§ **What the task requires**
Report the number of lines in the data where the word "icon" appears, and add no other text.

Materials provided: Begin

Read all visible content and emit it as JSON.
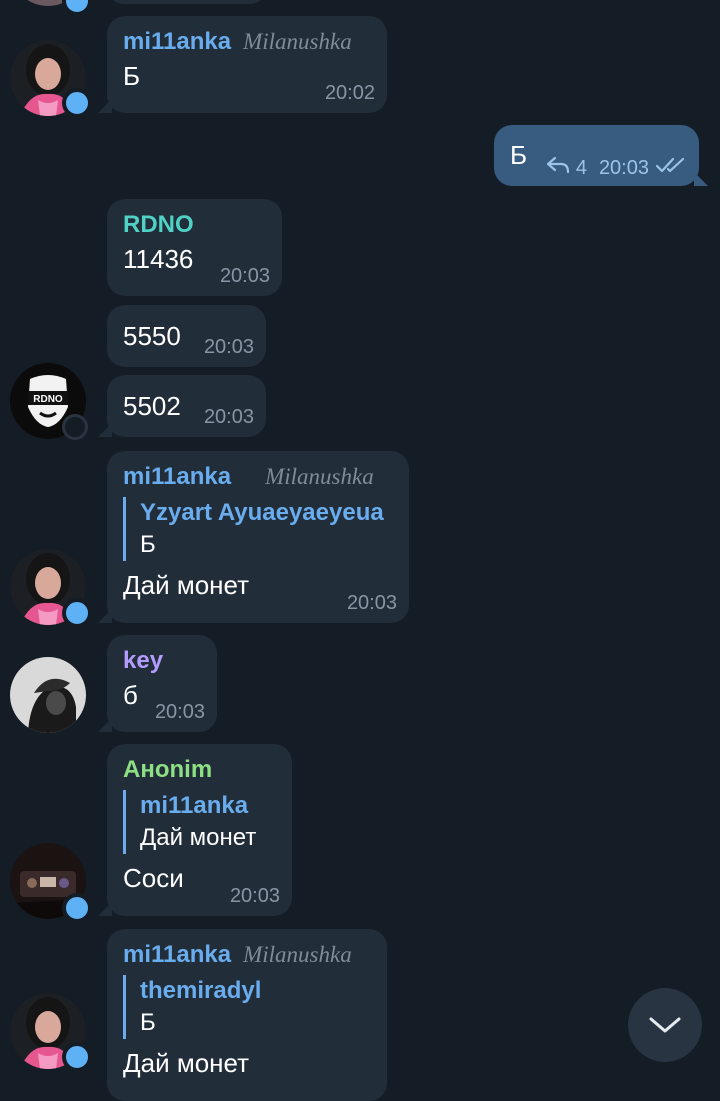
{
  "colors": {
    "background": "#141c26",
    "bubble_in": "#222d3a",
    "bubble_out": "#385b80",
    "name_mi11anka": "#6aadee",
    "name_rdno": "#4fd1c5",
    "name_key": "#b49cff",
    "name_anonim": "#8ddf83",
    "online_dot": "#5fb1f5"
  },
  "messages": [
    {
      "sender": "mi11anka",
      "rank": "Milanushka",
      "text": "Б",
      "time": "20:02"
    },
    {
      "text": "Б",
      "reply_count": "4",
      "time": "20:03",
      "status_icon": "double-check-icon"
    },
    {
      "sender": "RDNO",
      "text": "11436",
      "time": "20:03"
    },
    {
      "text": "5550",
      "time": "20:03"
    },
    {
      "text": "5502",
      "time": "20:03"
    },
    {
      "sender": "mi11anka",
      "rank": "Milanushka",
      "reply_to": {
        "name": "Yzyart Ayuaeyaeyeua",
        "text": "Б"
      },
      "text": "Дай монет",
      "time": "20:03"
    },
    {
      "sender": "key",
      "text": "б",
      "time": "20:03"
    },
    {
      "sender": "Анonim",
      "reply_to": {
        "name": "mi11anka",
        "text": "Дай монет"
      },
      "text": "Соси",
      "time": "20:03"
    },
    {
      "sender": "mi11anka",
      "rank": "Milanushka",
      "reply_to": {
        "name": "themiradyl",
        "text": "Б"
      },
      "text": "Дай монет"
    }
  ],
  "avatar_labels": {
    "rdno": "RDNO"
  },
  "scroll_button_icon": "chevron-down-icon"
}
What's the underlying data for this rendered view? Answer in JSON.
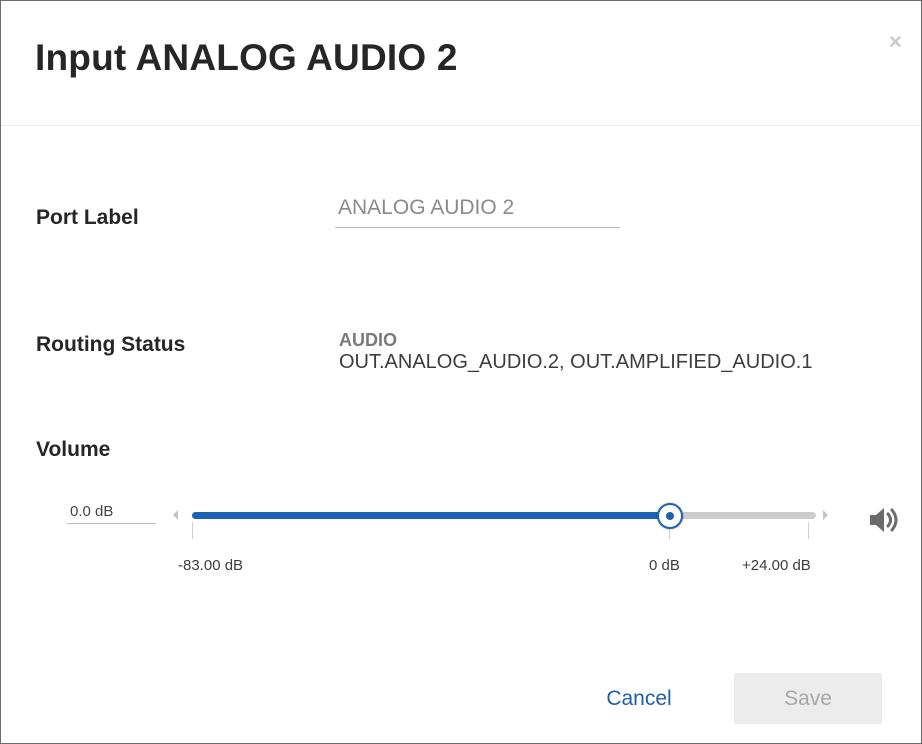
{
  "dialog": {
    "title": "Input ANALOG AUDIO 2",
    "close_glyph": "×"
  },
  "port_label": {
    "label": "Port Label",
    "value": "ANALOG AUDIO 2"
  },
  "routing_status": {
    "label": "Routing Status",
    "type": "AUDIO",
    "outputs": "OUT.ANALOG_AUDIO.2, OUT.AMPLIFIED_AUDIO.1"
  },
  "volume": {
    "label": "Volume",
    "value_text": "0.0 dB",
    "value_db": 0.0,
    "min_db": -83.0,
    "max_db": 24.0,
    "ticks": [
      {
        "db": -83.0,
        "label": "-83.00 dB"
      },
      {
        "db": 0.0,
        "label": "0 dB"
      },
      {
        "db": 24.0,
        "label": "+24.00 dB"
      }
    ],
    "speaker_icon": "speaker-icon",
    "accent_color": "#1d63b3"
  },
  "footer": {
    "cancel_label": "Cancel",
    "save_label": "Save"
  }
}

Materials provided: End

§ **Answer below**
3